(Entries from a dataset of interfaces)

◇ ◇ ◇ ◇ ◇ ◇ ◇

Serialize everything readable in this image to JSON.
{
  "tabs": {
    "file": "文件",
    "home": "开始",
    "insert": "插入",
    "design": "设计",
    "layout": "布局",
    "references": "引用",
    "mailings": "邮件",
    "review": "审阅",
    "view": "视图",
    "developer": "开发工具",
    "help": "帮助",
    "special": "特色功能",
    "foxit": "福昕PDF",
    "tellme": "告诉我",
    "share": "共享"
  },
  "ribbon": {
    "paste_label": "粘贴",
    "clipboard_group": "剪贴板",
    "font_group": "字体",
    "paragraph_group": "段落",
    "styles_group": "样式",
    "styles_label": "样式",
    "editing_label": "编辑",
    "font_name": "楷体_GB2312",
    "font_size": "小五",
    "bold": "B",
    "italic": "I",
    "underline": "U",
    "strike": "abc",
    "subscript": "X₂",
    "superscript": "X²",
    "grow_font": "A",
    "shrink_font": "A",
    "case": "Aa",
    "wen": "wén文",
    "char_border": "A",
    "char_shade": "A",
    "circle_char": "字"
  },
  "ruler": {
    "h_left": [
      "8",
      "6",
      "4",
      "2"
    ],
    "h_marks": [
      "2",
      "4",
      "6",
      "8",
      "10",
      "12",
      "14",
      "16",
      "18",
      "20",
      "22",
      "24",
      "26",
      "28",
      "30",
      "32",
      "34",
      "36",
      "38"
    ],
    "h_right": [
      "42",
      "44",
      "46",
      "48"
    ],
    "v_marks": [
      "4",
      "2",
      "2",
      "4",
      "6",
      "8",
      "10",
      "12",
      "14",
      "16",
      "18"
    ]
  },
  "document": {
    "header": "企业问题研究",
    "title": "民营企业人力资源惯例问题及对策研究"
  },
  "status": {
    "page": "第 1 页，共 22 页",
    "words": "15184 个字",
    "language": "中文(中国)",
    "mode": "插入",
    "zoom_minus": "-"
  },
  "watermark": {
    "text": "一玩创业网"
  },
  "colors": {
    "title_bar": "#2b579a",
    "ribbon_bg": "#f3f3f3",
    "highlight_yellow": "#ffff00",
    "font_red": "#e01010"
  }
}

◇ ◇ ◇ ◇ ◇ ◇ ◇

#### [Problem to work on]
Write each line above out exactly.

#### [Response to this exercise]
Serialize everything readable in this image to JSON.
{
  "tabs": {
    "file": "文件",
    "home": "开始",
    "insert": "插入",
    "design": "设计",
    "layout": "布局",
    "references": "引用",
    "mailings": "邮件",
    "review": "审阅",
    "view": "视图",
    "developer": "开发工具",
    "help": "帮助",
    "special": "特色功能",
    "foxit": "福昕PDF",
    "tellme": "告诉我",
    "share": "共享"
  },
  "ribbon": {
    "paste_label": "粘贴",
    "clipboard_group": "剪贴板",
    "font_group": "字体",
    "paragraph_group": "段落",
    "styles_group": "样式",
    "styles_label": "样式",
    "editing_label": "编辑",
    "font_name": "楷体_GB2312",
    "font_size": "小五",
    "bold": "B",
    "italic": "I",
    "underline": "U",
    "strike": "abc",
    "subscript": "X₂",
    "superscript": "X²",
    "grow_font": "A",
    "shrink_font": "A",
    "case": "Aa",
    "wen": "wén文",
    "char_border": "A",
    "char_shade": "A",
    "circle_char": "字"
  },
  "ruler": {
    "h_left": [
      "8",
      "6",
      "4",
      "2"
    ],
    "h_marks": [
      "2",
      "4",
      "6",
      "8",
      "10",
      "12",
      "14",
      "16",
      "18",
      "20",
      "22",
      "24",
      "26",
      "28",
      "30",
      "32",
      "34",
      "36",
      "38"
    ],
    "h_right": [
      "42",
      "44",
      "46",
      "48"
    ],
    "v_marks": [
      "4",
      "2",
      "2",
      "4",
      "6",
      "8",
      "10",
      "12",
      "14",
      "16",
      "18"
    ]
  },
  "document": {
    "header": "企业问题研究",
    "title": "民营企业人力资源惯例问题及对策研究"
  },
  "status": {
    "page": "第 1 页，共 22 页",
    "words": "15184 个字",
    "language": "中文(中国)",
    "mode": "插入",
    "zoom_minus": "-"
  },
  "watermark": {
    "text": "一玩创业网"
  },
  "colors": {
    "title_bar": "#2b579a",
    "ribbon_bg": "#f3f3f3",
    "highlight_yellow": "#ffff00",
    "font_red": "#e01010"
  }
}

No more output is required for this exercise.